All of the data that follows should be given again exactly, without its images.

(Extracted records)
------------------------------

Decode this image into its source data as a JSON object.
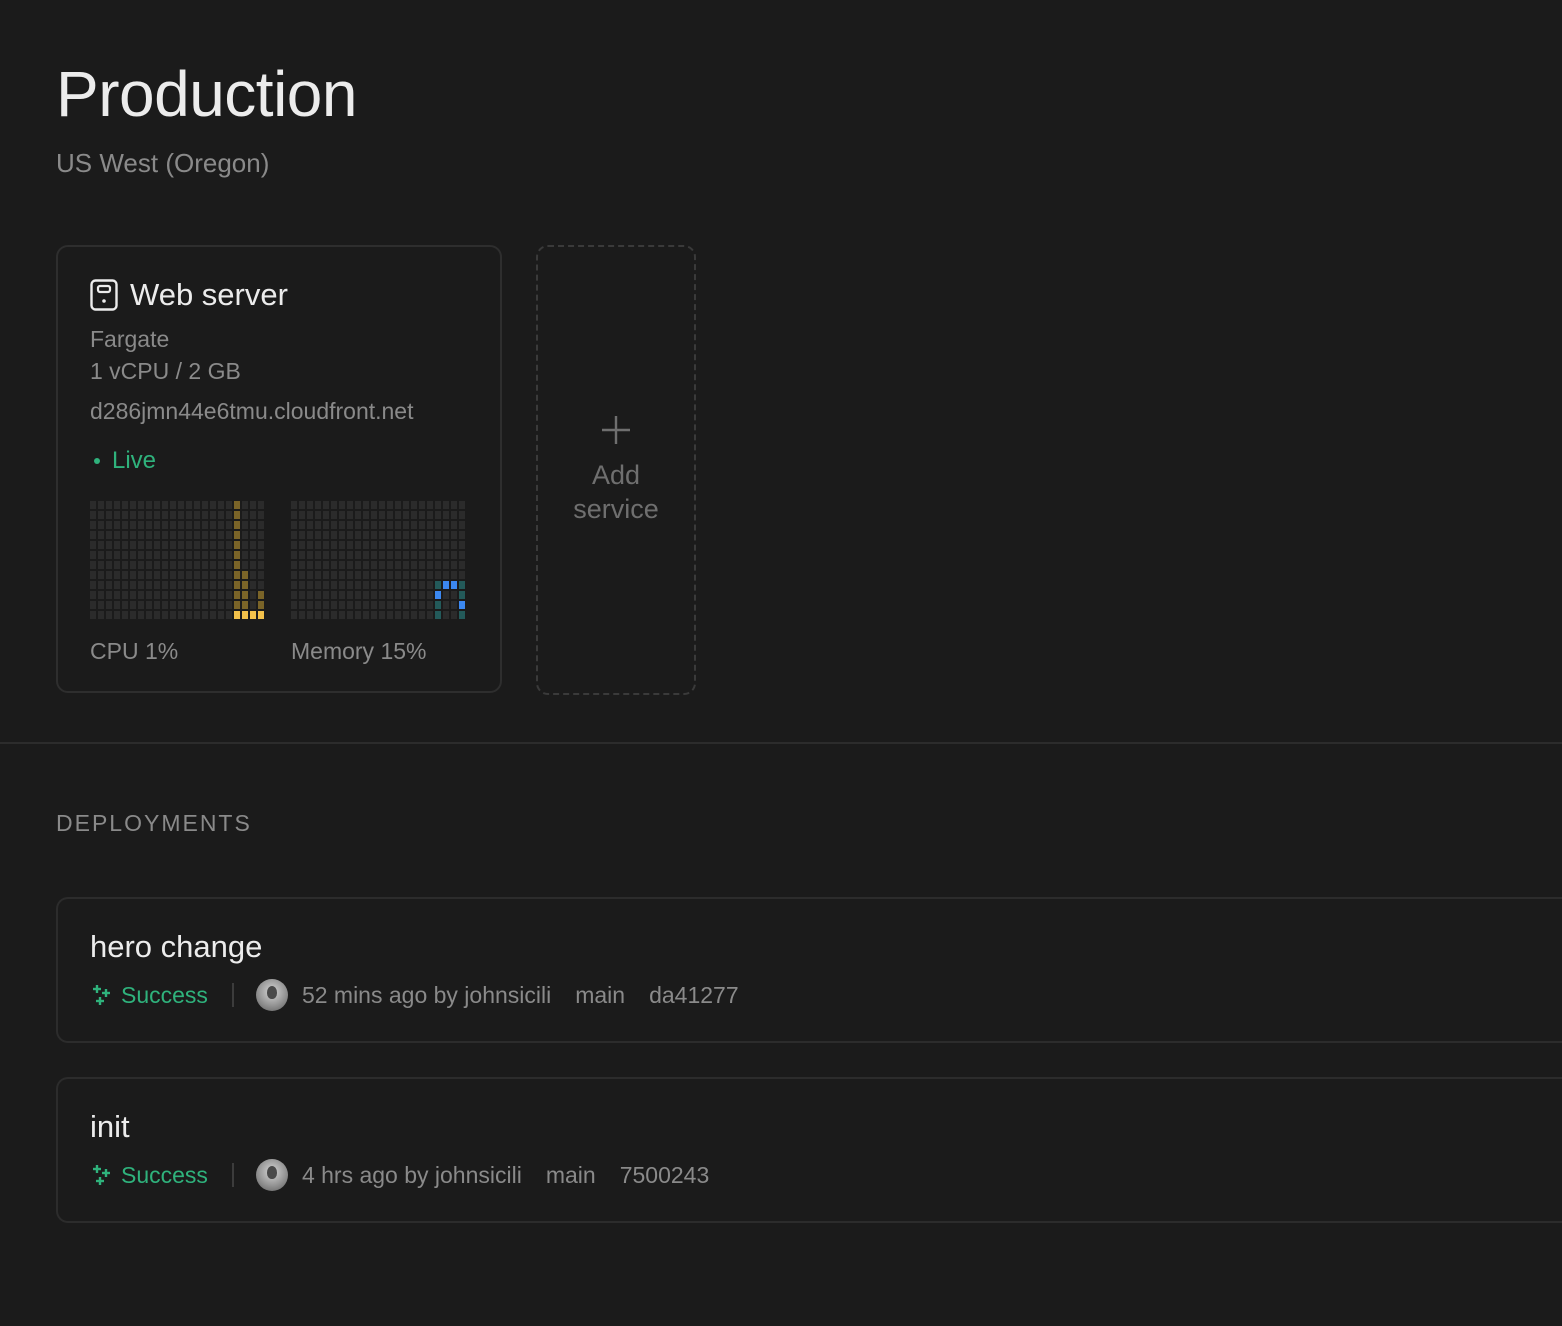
{
  "header": {
    "title": "Production",
    "region": "US West (Oregon)"
  },
  "service": {
    "icon": "server-icon",
    "name": "Web server",
    "platform": "Fargate",
    "size": "1 vCPU / 2 GB",
    "url": "d286jmn44e6tmu.cloudfront.net",
    "status": "Live",
    "status_color": "#2fb27c",
    "metrics": {
      "cpu": {
        "label": "CPU 1%",
        "percent": 1,
        "color_bright": "#f2c14b",
        "color_dim": "#7a6428",
        "grid_columns": 22,
        "grid_rows": 12,
        "history_levels": [
          0,
          0,
          0,
          0,
          0,
          0,
          0,
          0,
          0,
          0,
          0,
          0,
          0,
          0,
          0,
          0,
          0,
          0,
          12,
          5,
          1,
          3
        ]
      },
      "memory": {
        "label": "Memory 15%",
        "percent": 15,
        "color_blue": "#3b88f0",
        "color_teal": "#235a5a",
        "grid_columns": 22,
        "grid_rows": 12,
        "history_levels": [
          0,
          0,
          0,
          0,
          0,
          0,
          0,
          0,
          0,
          0,
          0,
          0,
          0,
          0,
          0,
          0,
          0,
          0,
          3,
          4,
          4,
          2
        ]
      }
    }
  },
  "add_service": {
    "icon": "plus-icon",
    "label": "Add service"
  },
  "deployments": {
    "section_title": "DEPLOYMENTS",
    "items": [
      {
        "title": "hero change",
        "status": "Success",
        "time_author": "52 mins ago by johnsicili",
        "branch": "main",
        "commit": "da41277"
      },
      {
        "title": "init",
        "status": "Success",
        "time_author": "4 hrs ago by johnsicili",
        "branch": "main",
        "commit": "7500243"
      }
    ]
  },
  "colors": {
    "background": "#1b1b1b",
    "success": "#2fb27c",
    "muted_text": "#8a8a8a"
  }
}
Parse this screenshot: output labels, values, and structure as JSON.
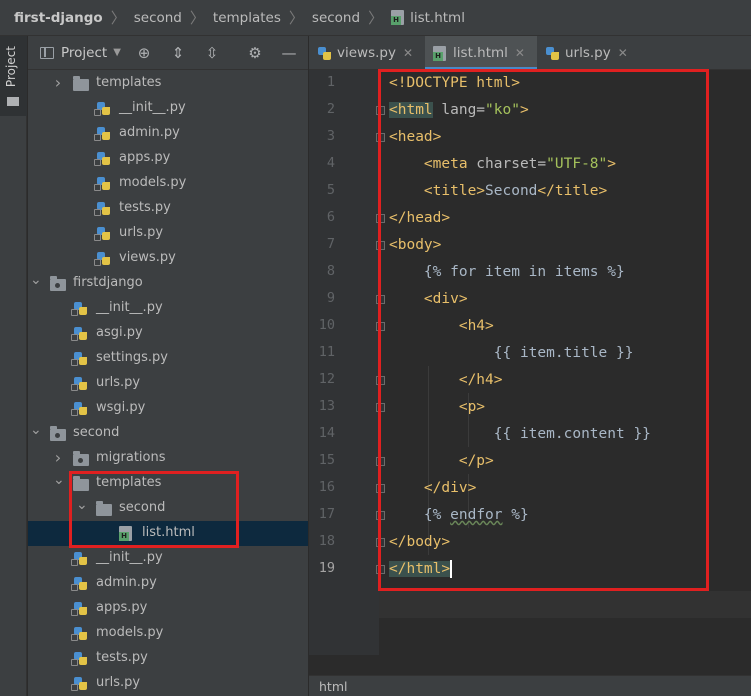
{
  "breadcrumb": {
    "items": [
      "first-django",
      "second",
      "templates",
      "second",
      "list.html"
    ]
  },
  "sidestrip": {
    "label": "Project"
  },
  "project_panel": {
    "title": "Project",
    "tools": [
      "crosshair-icon",
      "expand-all-icon",
      "collapse-all-icon",
      "gear-icon",
      "minimize-icon"
    ],
    "tree": [
      {
        "label": "templates",
        "type": "folder",
        "expanded": false
      },
      {
        "label": "__init__.py",
        "type": "py"
      },
      {
        "label": "admin.py",
        "type": "py"
      },
      {
        "label": "apps.py",
        "type": "py"
      },
      {
        "label": "models.py",
        "type": "py"
      },
      {
        "label": "tests.py",
        "type": "py"
      },
      {
        "label": "urls.py",
        "type": "py"
      },
      {
        "label": "views.py",
        "type": "py"
      },
      {
        "label": "firstdjango",
        "type": "package",
        "expanded": true
      },
      {
        "label": "__init__.py",
        "type": "py"
      },
      {
        "label": "asgi.py",
        "type": "py"
      },
      {
        "label": "settings.py",
        "type": "py"
      },
      {
        "label": "urls.py",
        "type": "py"
      },
      {
        "label": "wsgi.py",
        "type": "py"
      },
      {
        "label": "second",
        "type": "package",
        "expanded": true
      },
      {
        "label": "migrations",
        "type": "package",
        "expanded": false
      },
      {
        "label": "templates",
        "type": "folder",
        "expanded": true
      },
      {
        "label": "second",
        "type": "folder",
        "expanded": true
      },
      {
        "label": "list.html",
        "type": "html",
        "selected": true
      },
      {
        "label": "__init__.py",
        "type": "py"
      },
      {
        "label": "admin.py",
        "type": "py"
      },
      {
        "label": "apps.py",
        "type": "py"
      },
      {
        "label": "models.py",
        "type": "py"
      },
      {
        "label": "tests.py",
        "type": "py"
      },
      {
        "label": "urls.py",
        "type": "py"
      }
    ]
  },
  "editor": {
    "tabs": [
      {
        "label": "views.py",
        "type": "py",
        "active": false
      },
      {
        "label": "list.html",
        "type": "html",
        "active": true
      },
      {
        "label": "urls.py",
        "type": "py",
        "active": false
      }
    ],
    "line_numbers": [
      "1",
      "2",
      "3",
      "4",
      "5",
      "6",
      "7",
      "8",
      "9",
      "10",
      "11",
      "12",
      "13",
      "14",
      "15",
      "16",
      "17",
      "18",
      "19"
    ],
    "current_line": "19",
    "code": {
      "l1_doctype": "<!DOCTYPE html>",
      "l2_open": "<html",
      "l2_attr": " lang=",
      "l2_val": "\"ko\"",
      "l2_close": ">",
      "l3": "<head>",
      "l4_open": "<meta",
      "l4_attr": " charset=",
      "l4_val": "\"UTF-8\"",
      "l4_close": ">",
      "l5_open": "<title>",
      "l5_text": "Second",
      "l5_close": "</title>",
      "l6": "</head>",
      "l7": "<body>",
      "l8": "{% for item in items %}",
      "l9": "<div>",
      "l10": "<h4>",
      "l11": "{{ item.title }}",
      "l12": "</h4>",
      "l13": "<p>",
      "l14": "{{ item.content }}",
      "l15": "</p>",
      "l16": "</div>",
      "l17_a": "{% ",
      "l17_b": "endfor",
      "l17_c": " %}",
      "l18": "</body>",
      "l19_open": "</html",
      "l19_close": ">"
    }
  },
  "status_bar": {
    "text": "html"
  },
  "colors": {
    "highlight_box": "#e02020",
    "tag": "#e8bf6a",
    "string": "#a5c25c"
  }
}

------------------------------

The answer:
Decode this image into its source data as a JSON object.
{
  "header": {
    "title": "Production",
    "region": "US West (Oregon)"
  },
  "service": {
    "icon": "server-icon",
    "name": "Web server",
    "platform": "Fargate",
    "size": "1 vCPU / 2 GB",
    "url": "d286jmn44e6tmu.cloudfront.net",
    "status": "Live",
    "status_color": "#2fb27c",
    "metrics": {
      "cpu": {
        "label": "CPU 1%",
        "percent": 1,
        "color_bright": "#f2c14b",
        "color_dim": "#7a6428",
        "grid_columns": 22,
        "grid_rows": 12,
        "history_levels": [
          0,
          0,
          0,
          0,
          0,
          0,
          0,
          0,
          0,
          0,
          0,
          0,
          0,
          0,
          0,
          0,
          0,
          0,
          12,
          5,
          1,
          3
        ]
      },
      "memory": {
        "label": "Memory 15%",
        "percent": 15,
        "color_blue": "#3b88f0",
        "color_teal": "#235a5a",
        "grid_columns": 22,
        "grid_rows": 12,
        "history_levels": [
          0,
          0,
          0,
          0,
          0,
          0,
          0,
          0,
          0,
          0,
          0,
          0,
          0,
          0,
          0,
          0,
          0,
          0,
          3,
          4,
          4,
          2
        ]
      }
    }
  },
  "add_service": {
    "icon": "plus-icon",
    "label": "Add service"
  },
  "deployments": {
    "section_title": "DEPLOYMENTS",
    "items": [
      {
        "title": "hero change",
        "status": "Success",
        "time_author": "52 mins ago by johnsicili",
        "branch": "main",
        "commit": "da41277"
      },
      {
        "title": "init",
        "status": "Success",
        "time_author": "4 hrs ago by johnsicili",
        "branch": "main",
        "commit": "7500243"
      }
    ]
  },
  "colors": {
    "background": "#1b1b1b",
    "success": "#2fb27c",
    "muted_text": "#8a8a8a"
  }
}
Parse this screenshot: output labels, values, and structure as JSON.
{
  "breadcrumb": {
    "items": [
      "first-django",
      "second",
      "templates",
      "second",
      "list.html"
    ]
  },
  "sidestrip": {
    "label": "Project"
  },
  "project_panel": {
    "title": "Project",
    "tools": [
      "crosshair-icon",
      "expand-all-icon",
      "collapse-all-icon",
      "gear-icon",
      "minimize-icon"
    ],
    "tree": [
      {
        "label": "templates",
        "type": "folder",
        "expanded": false
      },
      {
        "label": "__init__.py",
        "type": "py"
      },
      {
        "label": "admin.py",
        "type": "py"
      },
      {
        "label": "apps.py",
        "type": "py"
      },
      {
        "label": "models.py",
        "type": "py"
      },
      {
        "label": "tests.py",
        "type": "py"
      },
      {
        "label": "urls.py",
        "type": "py"
      },
      {
        "label": "views.py",
        "type": "py"
      },
      {
        "label": "firstdjango",
        "type": "package",
        "expanded": true
      },
      {
        "label": "__init__.py",
        "type": "py"
      },
      {
        "label": "asgi.py",
        "type": "py"
      },
      {
        "label": "settings.py",
        "type": "py"
      },
      {
        "label": "urls.py",
        "type": "py"
      },
      {
        "label": "wsgi.py",
        "type": "py"
      },
      {
        "label": "second",
        "type": "package",
        "expanded": true
      },
      {
        "label": "migrations",
        "type": "package",
        "expanded": false
      },
      {
        "label": "templates",
        "type": "folder",
        "expanded": true
      },
      {
        "label": "second",
        "type": "folder",
        "expanded": true
      },
      {
        "label": "list.html",
        "type": "html",
        "selected": true
      },
      {
        "label": "__init__.py",
        "type": "py"
      },
      {
        "label": "admin.py",
        "type": "py"
      },
      {
        "label": "apps.py",
        "type": "py"
      },
      {
        "label": "models.py",
        "type": "py"
      },
      {
        "label": "tests.py",
        "type": "py"
      },
      {
        "label": "urls.py",
        "type": "py"
      }
    ]
  },
  "editor": {
    "tabs": [
      {
        "label": "views.py",
        "type": "py",
        "active": false
      },
      {
        "label": "list.html",
        "type": "html",
        "active": true
      },
      {
        "label": "urls.py",
        "type": "py",
        "active": false
      }
    ],
    "line_numbers": [
      "1",
      "2",
      "3",
      "4",
      "5",
      "6",
      "7",
      "8",
      "9",
      "10",
      "11",
      "12",
      "13",
      "14",
      "15",
      "16",
      "17",
      "18",
      "19"
    ],
    "current_line": "19",
    "code": {
      "l1_doctype": "<!DOCTYPE html>",
      "l2_open": "<html",
      "l2_attr": " lang=",
      "l2_val": "\"ko\"",
      "l2_close": ">",
      "l3": "<head>",
      "l4_open": "<meta",
      "l4_attr": " charset=",
      "l4_val": "\"UTF-8\"",
      "l4_close": ">",
      "l5_open": "<title>",
      "l5_text": "Second",
      "l5_close": "</title>",
      "l6": "</head>",
      "l7": "<body>",
      "l8": "{% for item in items %}",
      "l9": "<div>",
      "l10": "<h4>",
      "l11": "{{ item.title }}",
      "l12": "</h4>",
      "l13": "<p>",
      "l14": "{{ item.content }}",
      "l15": "</p>",
      "l16": "</div>",
      "l17_a": "{% ",
      "l17_b": "endfor",
      "l17_c": " %}",
      "l18": "</body>",
      "l19_open": "</html",
      "l19_close": ">"
    }
  },
  "status_bar": {
    "text": "html"
  },
  "colors": {
    "highlight_box": "#e02020",
    "tag": "#e8bf6a",
    "string": "#a5c25c"
  }
}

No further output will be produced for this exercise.